An Army spokesman giving a press tour around Baghdad said this mural, which stands at Camp Slayer, is one of the only last ones of Saddam Hussein throughout Iraq. The rest of the self aggrandizing portraits of the former dictator have been destroyed or vandalized beyond recognition. Somehow I feel there are a couple still up in his former hometown of Tikrit, but we’ll take the sergeant’s word for it.

BAGHDAD — Photographer Chris Maddaloni and I arrived in Iraq this week. We’ll be spending the next three weeks traveling around the country trying to get a sense of how the mission has changed and how Iraq will look once U.S. troops leave in December. Our agenda will include stops with the 148th Field Artillery Regiment in Baghdad, the 4th Infantry Division in Mosul, the 103rd Expeditionary Sustainment Command in Balad, and the 3rd Armored Cavalry Regiment in Kut. If you are deployed to Iraq now and see us, say hi. We’ve spent the first few days with Idaho National…
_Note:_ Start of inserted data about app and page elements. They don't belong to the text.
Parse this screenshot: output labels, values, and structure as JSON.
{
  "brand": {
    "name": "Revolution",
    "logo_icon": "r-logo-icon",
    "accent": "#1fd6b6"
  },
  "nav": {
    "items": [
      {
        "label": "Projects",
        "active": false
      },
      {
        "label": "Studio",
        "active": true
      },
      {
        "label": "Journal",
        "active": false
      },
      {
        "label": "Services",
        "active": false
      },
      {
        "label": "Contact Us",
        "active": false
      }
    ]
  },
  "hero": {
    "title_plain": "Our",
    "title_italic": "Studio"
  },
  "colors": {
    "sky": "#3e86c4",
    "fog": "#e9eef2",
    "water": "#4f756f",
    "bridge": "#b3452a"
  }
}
Jim Michaels of USA TODAY is reporting that violent incidents in Iraq dropped from 11,203 in 2009 to 8,233 in 2010. U.S. military commanders there, who provided the statistics, said this demonstrates the ability of Iraq’s forces to maintain security in the country. This is the lowest level of violence since the widespread insurgency that followed the U.S.-led invasion in March 2003. The peak of violence was 2007 when there were 67,727 incidents, according to the report. The statistics include attacks on U.S. and Iraqi forces as well as bombs discovered before they were detonated.

The Pentagon says the defense budget must grow roughly 3 percent above inflation each year to sustain the military at current levels. As a result of the nation’s fiscal fallout, military spending will grow only 1.8 percent in 2012, and 1 percent in following years. That means the Pentagon must cut tens of billions from its budget to make up the difference. How will this happen? Let’s first consider Iraq, where there are some interesting numbers floating around as that nation beefs up its military in the wake of U.S. troops departing.

1 2
css.php